The cloud holds so much promise, but it’s also complex. Thus, enterprise organizations considering a move to the cloud face several challenges in doing so. Some may even put off plans to migrate due to the perceived complexities involved. Is the cloud worth pursuing despite the challenges?

What Benefits Does Cloud Computing Offer Organizations?

Cloud computing offers several important benefits to enterprise organizations. For example, according to a blog post on Enterprise CIO Forum, cloud computing makes it easier to equip all employees with the same hardware and software tools. It allows you to expand and contract computing resources based on fluctuations in demand. Cloud computing also facilities collaboration, increases the accessibility of information, enhances security, and can simplify the process of integration after a merger.

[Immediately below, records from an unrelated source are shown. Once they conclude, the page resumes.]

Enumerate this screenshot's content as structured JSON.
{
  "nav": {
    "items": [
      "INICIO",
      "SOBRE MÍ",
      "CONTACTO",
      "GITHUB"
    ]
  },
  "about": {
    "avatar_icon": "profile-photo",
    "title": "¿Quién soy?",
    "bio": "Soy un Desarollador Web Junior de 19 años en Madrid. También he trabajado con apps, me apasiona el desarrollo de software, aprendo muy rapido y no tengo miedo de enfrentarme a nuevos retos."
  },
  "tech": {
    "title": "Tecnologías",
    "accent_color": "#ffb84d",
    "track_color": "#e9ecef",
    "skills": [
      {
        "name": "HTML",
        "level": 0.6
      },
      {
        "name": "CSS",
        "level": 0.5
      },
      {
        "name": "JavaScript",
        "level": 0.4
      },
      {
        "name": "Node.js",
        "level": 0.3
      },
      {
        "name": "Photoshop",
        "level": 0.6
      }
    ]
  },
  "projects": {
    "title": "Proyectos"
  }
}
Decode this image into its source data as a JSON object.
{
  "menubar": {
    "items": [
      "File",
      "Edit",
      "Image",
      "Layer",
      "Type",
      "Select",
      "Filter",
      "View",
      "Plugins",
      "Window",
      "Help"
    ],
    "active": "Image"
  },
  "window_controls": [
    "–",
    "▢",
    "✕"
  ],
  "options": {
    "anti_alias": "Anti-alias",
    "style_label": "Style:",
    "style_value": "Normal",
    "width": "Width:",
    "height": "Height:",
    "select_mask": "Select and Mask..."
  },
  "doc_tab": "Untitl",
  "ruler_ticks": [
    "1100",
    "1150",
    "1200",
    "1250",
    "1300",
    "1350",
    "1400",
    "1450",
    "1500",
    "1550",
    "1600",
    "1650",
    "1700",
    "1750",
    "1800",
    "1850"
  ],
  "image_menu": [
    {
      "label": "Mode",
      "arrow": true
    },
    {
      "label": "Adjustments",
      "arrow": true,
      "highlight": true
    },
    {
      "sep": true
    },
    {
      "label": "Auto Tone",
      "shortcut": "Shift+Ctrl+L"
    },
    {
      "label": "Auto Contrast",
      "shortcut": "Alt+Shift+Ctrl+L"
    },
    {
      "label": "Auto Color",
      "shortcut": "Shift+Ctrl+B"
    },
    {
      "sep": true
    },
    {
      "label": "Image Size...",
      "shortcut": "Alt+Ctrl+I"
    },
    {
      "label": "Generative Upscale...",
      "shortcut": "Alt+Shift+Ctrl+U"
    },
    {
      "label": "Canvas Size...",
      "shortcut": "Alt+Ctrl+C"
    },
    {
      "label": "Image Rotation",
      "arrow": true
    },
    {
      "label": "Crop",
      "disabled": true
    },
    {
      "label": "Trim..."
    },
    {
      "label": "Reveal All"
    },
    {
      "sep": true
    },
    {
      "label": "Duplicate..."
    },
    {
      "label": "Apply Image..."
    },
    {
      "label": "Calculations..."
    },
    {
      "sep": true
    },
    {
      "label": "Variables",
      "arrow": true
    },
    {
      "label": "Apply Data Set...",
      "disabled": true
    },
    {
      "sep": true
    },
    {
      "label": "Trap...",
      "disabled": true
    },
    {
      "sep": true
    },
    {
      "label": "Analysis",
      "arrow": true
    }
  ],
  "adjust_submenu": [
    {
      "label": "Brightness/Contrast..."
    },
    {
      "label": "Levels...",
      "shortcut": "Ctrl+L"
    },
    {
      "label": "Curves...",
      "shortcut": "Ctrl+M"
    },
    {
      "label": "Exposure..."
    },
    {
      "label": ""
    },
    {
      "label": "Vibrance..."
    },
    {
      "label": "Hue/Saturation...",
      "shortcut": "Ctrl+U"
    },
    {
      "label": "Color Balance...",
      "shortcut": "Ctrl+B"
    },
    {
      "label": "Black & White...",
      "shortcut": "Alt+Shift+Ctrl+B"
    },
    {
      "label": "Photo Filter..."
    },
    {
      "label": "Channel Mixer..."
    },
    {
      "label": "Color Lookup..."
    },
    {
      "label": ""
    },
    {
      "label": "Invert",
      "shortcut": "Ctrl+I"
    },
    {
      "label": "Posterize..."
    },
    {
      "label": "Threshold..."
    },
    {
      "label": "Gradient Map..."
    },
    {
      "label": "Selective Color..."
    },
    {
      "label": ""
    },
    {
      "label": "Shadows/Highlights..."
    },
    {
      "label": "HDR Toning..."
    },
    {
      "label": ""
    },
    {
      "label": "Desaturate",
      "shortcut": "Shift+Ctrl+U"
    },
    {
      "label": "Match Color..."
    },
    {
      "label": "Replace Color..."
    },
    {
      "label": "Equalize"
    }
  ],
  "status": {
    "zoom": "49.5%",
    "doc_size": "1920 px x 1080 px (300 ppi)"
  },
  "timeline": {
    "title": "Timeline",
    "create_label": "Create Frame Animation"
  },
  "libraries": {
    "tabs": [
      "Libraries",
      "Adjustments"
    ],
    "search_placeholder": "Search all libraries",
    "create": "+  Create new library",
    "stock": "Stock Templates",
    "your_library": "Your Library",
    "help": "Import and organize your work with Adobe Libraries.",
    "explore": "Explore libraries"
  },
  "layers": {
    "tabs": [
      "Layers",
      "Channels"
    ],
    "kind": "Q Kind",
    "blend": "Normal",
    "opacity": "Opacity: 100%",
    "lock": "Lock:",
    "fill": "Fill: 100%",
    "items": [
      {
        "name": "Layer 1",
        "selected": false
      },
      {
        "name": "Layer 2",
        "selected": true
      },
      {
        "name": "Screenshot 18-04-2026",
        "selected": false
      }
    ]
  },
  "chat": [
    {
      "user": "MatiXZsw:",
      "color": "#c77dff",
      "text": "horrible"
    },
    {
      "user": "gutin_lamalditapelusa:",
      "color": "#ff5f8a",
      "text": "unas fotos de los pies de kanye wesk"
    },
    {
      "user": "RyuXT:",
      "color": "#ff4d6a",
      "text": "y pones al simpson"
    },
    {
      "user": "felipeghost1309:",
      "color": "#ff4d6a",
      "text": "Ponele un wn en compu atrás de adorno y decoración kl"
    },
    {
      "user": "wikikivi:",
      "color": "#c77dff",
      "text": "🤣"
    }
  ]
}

Cloud computing is also attractive for its cost model. Rather than investing capital in hardware and software, cloud computing services are typically billed on a per month, per allotment / user basis. In other words, it becomes an operational rather than a capital expense.

Another benefit of the cloud is mobility. For companies with a mobile workforce, the ability to access systems, software, and files on mobile devices can become a competitive advantage — and it can improve the productivity of your mobile workers dramatically.

Today, virtually all IT services and applications can be hosted in the cloud including desktops, servers, storage, networks, enterprise resource management, customer relationship management, inventory management, human resources management, point of sale software, and more.

For all of the benefits of cloud computing, you’d think all organizations would embrace it. Many are, but some are holding back.

Common Challenges in Migrating to the Cloud

For example, according to a recent CDW survey about cloud computing, many IT professionals are holding off on cloud migrations due to the perceived complexity around integrating the cloud with legacy systems. In fact, cloud migrations put a great deal of pressure on IT departments. Though they may want to modernize, it’s not a simple matter of flipping a switch — especially with proprietary legacy systems.

Another concern involves both giving up direct control to the cloud service provider while simultaneously being held responsible for ensuring the reliability and continuity of the service. According to an article on Talkin Cloud, discussing the CDW survey, “More than three-fourths of cloud professionals said at least one of their cloud vendors has failed to meet a service-level agreement (SLA).”

Finally, while many enterprises like the ability to shift costs from capital expenses to operational, predicting the costs of implementing cloud computing can be difficult — with financial models of cloud computing costs being off by as much as 10 percent compared to reality for 53 percent of CDW’s respondents.

While cloud metaphors are plentiful, one cloud provider likened cloud computing to a herd — and it fits:

Today’s enterprise has a decision to make: run with the herd or risk getting left behind? Lagging behind the herd means you’re an easier target for predators. The fact that cloud service providers can more quickly plug security holes, issue software patches, and roll out new features means that those businesses lagging behind in the cloud migration are much easier targets for attackers (Source: Aryaka).

It may be challenging to keep up, but the benefits are worth making the leap. Don’t get left behind!